The program, which will consist of a day of coaching followed by a pitching event, will provide the women with the opportunity to hone their pitching skills, while affording real-time feedback from Deloitte Japan and from NYUSPS-affiliated industry experts. Pitch Day will take place on Friday, January 26, from 9:30 a.m. to 2 p.m. at 11 West 42nd St.
Pitch Day will include remarks by NYUSPS DPB faculty members Negar Farakish, clinical assistant professor, and Anna Tavis, clinical associate professor and academic director of the Human Capital Management programs, and a member of the Tokyo Metropolitan Government. Program participants will present their pitches to a panel of judges consisting of Murat Aktihanoglu, managing partner, ERA; Jonathan Kestenbaum, managing partner, Talent Tech Labs; and NYUSPS DPB adjunct instructors Yolanda Barreros and Joshua Jahani.
For more information, please contact Alka Gupta at email@example.com.
About the NYU School of Professional Studies
Established in 1934, the NYU School of Professional Studies (sps.nyu.edu) is one of NYU’s several degree-granting schools and colleges, each with a unique academic profile. The reputation of the School of Professional Studies arises from its place as the NYU home for study and applied research related to key knowledge-based industries where the New York region leads globally. This is manifest in the School’s diverse graduate, undergraduate, and Professional Pathways programs in fields such as Accounting, Finance, and Law; Applied Health; Arts, Design, and Film; Creative Cities and Economic Development; English-Language Learning; Entrepreneurship; Fundraising and Grantmaking; Global Affairs; Hospitality and Tourism Management; Human Resource Management and Development; Languages and Humanities; Management and Systems; Marketing; Project Management; Public Relations and Corporate Communication; Publishing; Real Estate, Real Estate Development, and Construction Management; Sports Management, Media, and Business; Translation; and Writing.

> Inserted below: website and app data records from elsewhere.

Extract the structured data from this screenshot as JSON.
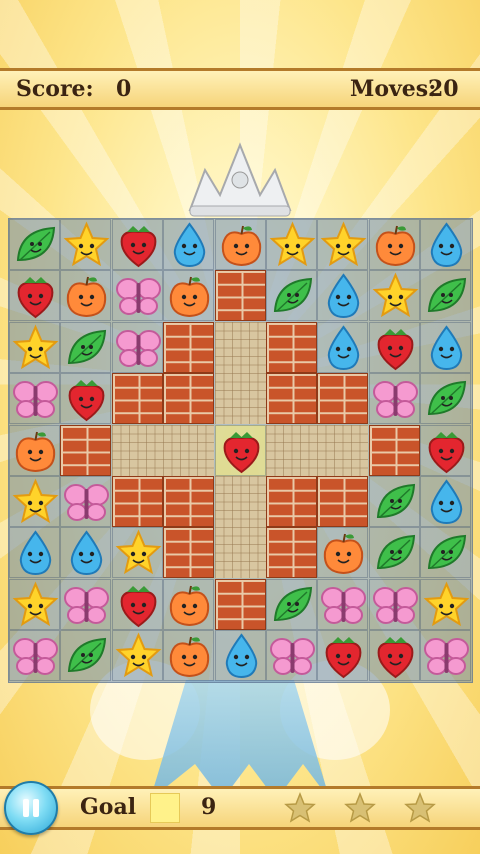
{
  "hud": {
    "score_label": "Score:",
    "score_value": "0",
    "moves_label": "Moves:",
    "moves_value": "20"
  },
  "footer": {
    "goal_label": "Goal",
    "goal_value": "9",
    "stars_earned": 0,
    "stars_total": 3
  },
  "colors": {
    "bar_border": "#b37a2a",
    "text": "#3b2412",
    "goal_swatch": "#fff28a"
  },
  "board": {
    "cols": 9,
    "rows": 9,
    "legend": {
      "L": "leaf",
      "S": "star",
      "R": "strawberry",
      "D": "water-drop",
      "A": "apple",
      "B": "butterfly",
      "#": "brick",
      "=": "stone",
      "*": "strawberry-on-tile"
    },
    "grid": [
      [
        "L",
        "S",
        "R",
        "D",
        "A",
        "S",
        "S",
        "A",
        "D"
      ],
      [
        "R",
        "A",
        "B",
        "A",
        "#",
        "L",
        "D",
        "S",
        "L"
      ],
      [
        "S",
        "L",
        "B",
        "#",
        "=",
        "#",
        "D",
        "R",
        "D"
      ],
      [
        "B",
        "R",
        "#",
        "#",
        "=",
        "#",
        "#",
        "B",
        "L"
      ],
      [
        "A",
        "#",
        "=",
        "=",
        "*",
        "=",
        "=",
        "#",
        "R"
      ],
      [
        "S",
        "B",
        "#",
        "#",
        "=",
        "#",
        "#",
        "L",
        "D"
      ],
      [
        "D",
        "D",
        "S",
        "#",
        "=",
        "#",
        "A",
        "L",
        "L"
      ],
      [
        "S",
        "B",
        "R",
        "A",
        "#",
        "L",
        "B",
        "B",
        "S"
      ],
      [
        "B",
        "L",
        "S",
        "A",
        "D",
        "B",
        "R",
        "R",
        "B"
      ]
    ]
  }
}
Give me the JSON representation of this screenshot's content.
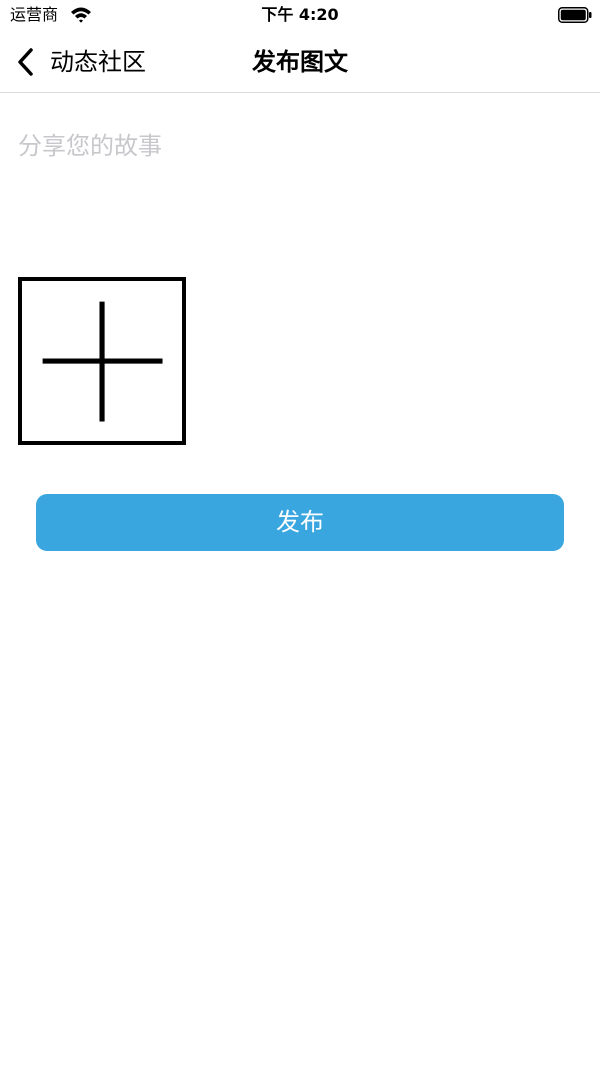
{
  "status_bar": {
    "carrier": "运营商",
    "time": "下午 4:20",
    "icons": [
      "wifi-icon",
      "battery-icon"
    ]
  },
  "nav": {
    "back_label": "动态社区",
    "title": "发布图文",
    "back_icon": "chevron-left-icon"
  },
  "compose": {
    "placeholder": "分享您的故事",
    "value": "",
    "add_image_icon": "plus-icon"
  },
  "actions": {
    "publish_label": "发布"
  },
  "colors": {
    "primary": "#3aa6e0",
    "placeholder": "#c7c7cc",
    "divider": "#dcdcdc",
    "text": "#000000",
    "background": "#ffffff"
  }
}
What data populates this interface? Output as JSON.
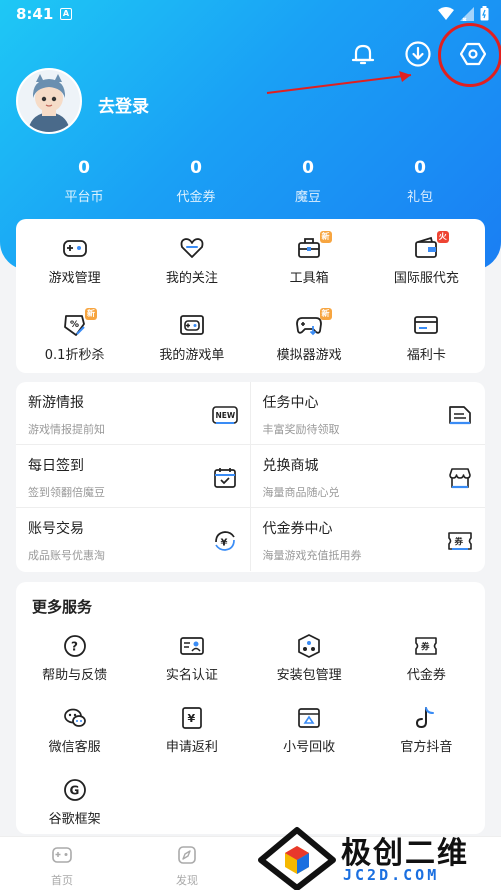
{
  "status_bar": {
    "time": "8:41",
    "a_icon": "A"
  },
  "header": {
    "login_text": "去登录",
    "icons": [
      "bell-icon",
      "download-icon",
      "settings-icon"
    ]
  },
  "stats": [
    {
      "value": "0",
      "label": "平台币"
    },
    {
      "value": "0",
      "label": "代金券"
    },
    {
      "value": "0",
      "label": "魔豆"
    },
    {
      "value": "0",
      "label": "礼包"
    }
  ],
  "tools": [
    {
      "label": "游戏管理",
      "icon": "gamepad-icon"
    },
    {
      "label": "我的关注",
      "icon": "heart-icon"
    },
    {
      "label": "工具箱",
      "icon": "toolbox-icon",
      "badge": "新"
    },
    {
      "label": "国际服代充",
      "icon": "wallet-icon",
      "badge": "火"
    },
    {
      "label": "0.1折秒杀",
      "icon": "discount-icon",
      "badge": "新"
    },
    {
      "label": "我的游戏单",
      "icon": "game-list-icon"
    },
    {
      "label": "模拟器游戏",
      "icon": "emulator-icon",
      "badge": "新"
    },
    {
      "label": "福利卡",
      "icon": "card-icon"
    }
  ],
  "tasks": [
    {
      "title": "新游情报",
      "sub": "游戏情报提前知",
      "icon": "new-icon",
      "icon_text": "NEW"
    },
    {
      "title": "任务中心",
      "sub": "丰富奖励待领取",
      "icon": "task-icon"
    },
    {
      "title": "每日签到",
      "sub": "签到领翻倍魔豆",
      "icon": "calendar-icon"
    },
    {
      "title": "兑换商城",
      "sub": "海量商品随心兑",
      "icon": "shop-icon"
    },
    {
      "title": "账号交易",
      "sub": "成品账号优惠淘",
      "icon": "trade-icon",
      "icon_text": "¥"
    },
    {
      "title": "代金券中心",
      "sub": "海量游戏充值抵用券",
      "icon": "coupon-icon",
      "icon_text": "券"
    }
  ],
  "more": {
    "title": "更多服务",
    "items": [
      {
        "label": "帮助与反馈",
        "icon": "help-icon",
        "icon_text": "?"
      },
      {
        "label": "实名认证",
        "icon": "id-card-icon"
      },
      {
        "label": "安装包管理",
        "icon": "package-icon"
      },
      {
        "label": "代金券",
        "icon": "voucher-icon",
        "icon_text": "券"
      },
      {
        "label": "微信客服",
        "icon": "wechat-icon"
      },
      {
        "label": "申请返利",
        "icon": "rebate-icon",
        "icon_text": "¥"
      },
      {
        "label": "小号回收",
        "icon": "recycle-icon"
      },
      {
        "label": "官方抖音",
        "icon": "tiktok-icon"
      },
      {
        "label": "谷歌框架",
        "icon": "google-icon",
        "icon_text": "G"
      }
    ]
  },
  "bottom_nav": [
    {
      "label": "首页",
      "icon": "home-icon"
    },
    {
      "label": "发现",
      "icon": "discover-icon"
    }
  ],
  "watermark": {
    "text": "极创二维",
    "sub": "JC2D.COM"
  },
  "colors": {
    "accent": "#1a8cf5",
    "annotation": "#e02020"
  }
}
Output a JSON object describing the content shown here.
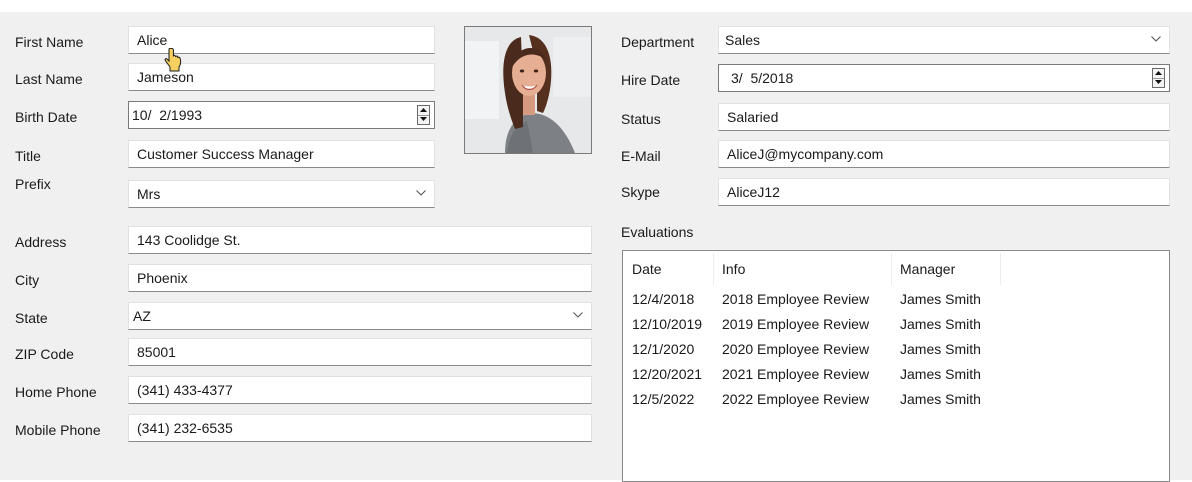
{
  "personal": {
    "first_name": {
      "label": "First Name",
      "value": "Alice"
    },
    "last_name": {
      "label": "Last Name",
      "value": "Jameson"
    },
    "birth_date": {
      "label": "Birth Date",
      "value": "10/  2/1993"
    },
    "title": {
      "label": "Title",
      "value": "Customer Success Manager"
    },
    "prefix": {
      "label": "Prefix",
      "value": "Mrs"
    }
  },
  "address": {
    "address": {
      "label": "Address",
      "value": "143 Coolidge St."
    },
    "city": {
      "label": "City",
      "value": "Phoenix"
    },
    "state": {
      "label": "State",
      "value": "AZ"
    },
    "zip": {
      "label": "ZIP Code",
      "value": "85001"
    },
    "home_phone": {
      "label": "Home Phone",
      "value": "(341) 433-4377"
    },
    "mobile_phone": {
      "label": "Mobile Phone",
      "value": "(341) 232-6535"
    }
  },
  "employment": {
    "department": {
      "label": "Department",
      "value": "Sales"
    },
    "hire_date": {
      "label": "Hire Date",
      "value": "3/  5/2018"
    },
    "status": {
      "label": "Status",
      "value": "Salaried"
    },
    "email": {
      "label": "E-Mail",
      "value": "AliceJ@mycompany.com"
    },
    "skype": {
      "label": "Skype",
      "value": "AliceJ12"
    }
  },
  "evaluations": {
    "label": "Evaluations",
    "columns": [
      "Date",
      "Info",
      "Manager"
    ],
    "rows": [
      [
        "12/4/2018",
        "2018 Employee Review",
        "James Smith"
      ],
      [
        "12/10/2019",
        "2019 Employee Review",
        "James Smith"
      ],
      [
        "12/1/2020",
        "2020 Employee Review",
        "James Smith"
      ],
      [
        "12/20/2021",
        "2021 Employee Review",
        "James Smith"
      ],
      [
        "12/5/2022",
        "2022 Employee Review",
        "James Smith"
      ]
    ]
  },
  "icons": {
    "dropdown": "chevron-down-icon",
    "spin_up": "spin-up-arrow-icon",
    "spin_down": "spin-down-arrow-icon",
    "pointer": "mouse-pointer-icon"
  },
  "colors": {
    "form_background": "#f0f0f0",
    "field_background": "#ffffff",
    "field_border": "#8a8a8a",
    "cursor_fill": "#f5d061"
  }
}
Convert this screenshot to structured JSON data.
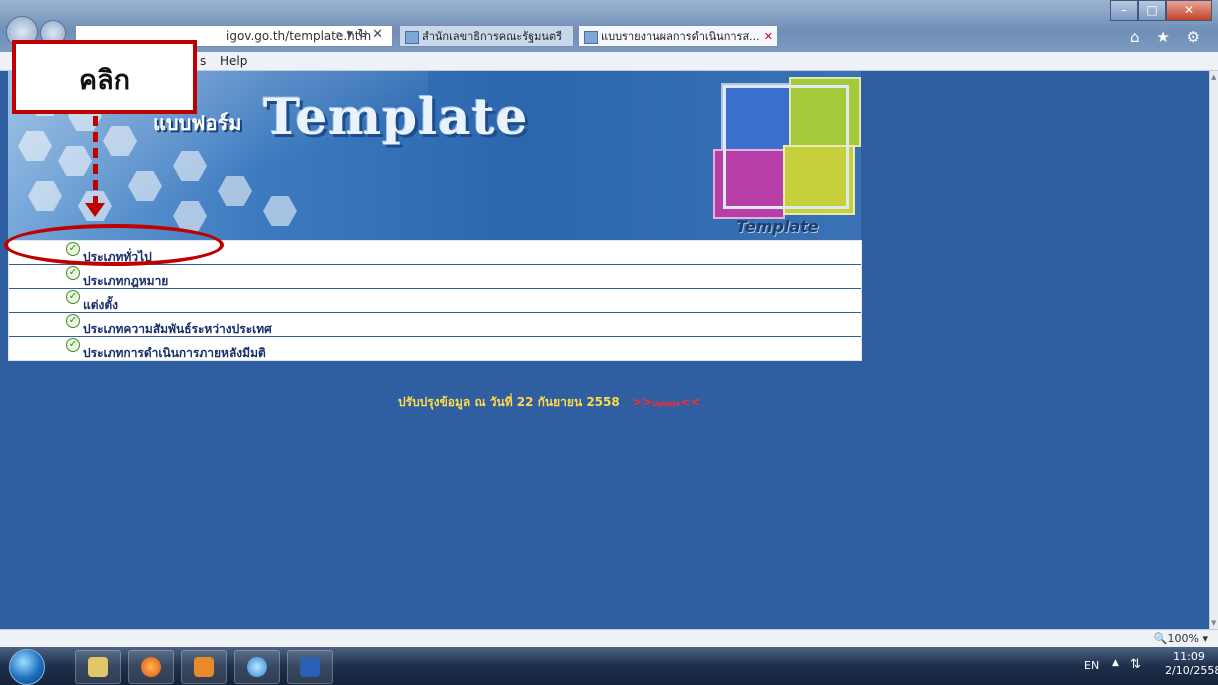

More than 100 distinguished full-time faculty members collaborate with an exceptional cadre of practitioner/adjunct faculty members and lecturers to create a vibrant professional and academic environment that educates over 5,000 degree-seeking students from around the globe each year. In addition, the School fulfills the recurrent professional education needs of local, national, and international economies, as evidenced by nearly 28,000 Professional Pathways enrollments in Career Advancement Courses and Diploma Programs. The School’s community is enriched by more than 31,000 degree-holding alumni worldwide, many of whom serve as mentors, guest speakers, and advisory board members. For more information about the NYU School of Professional Studies, visit sps.nyu.edu.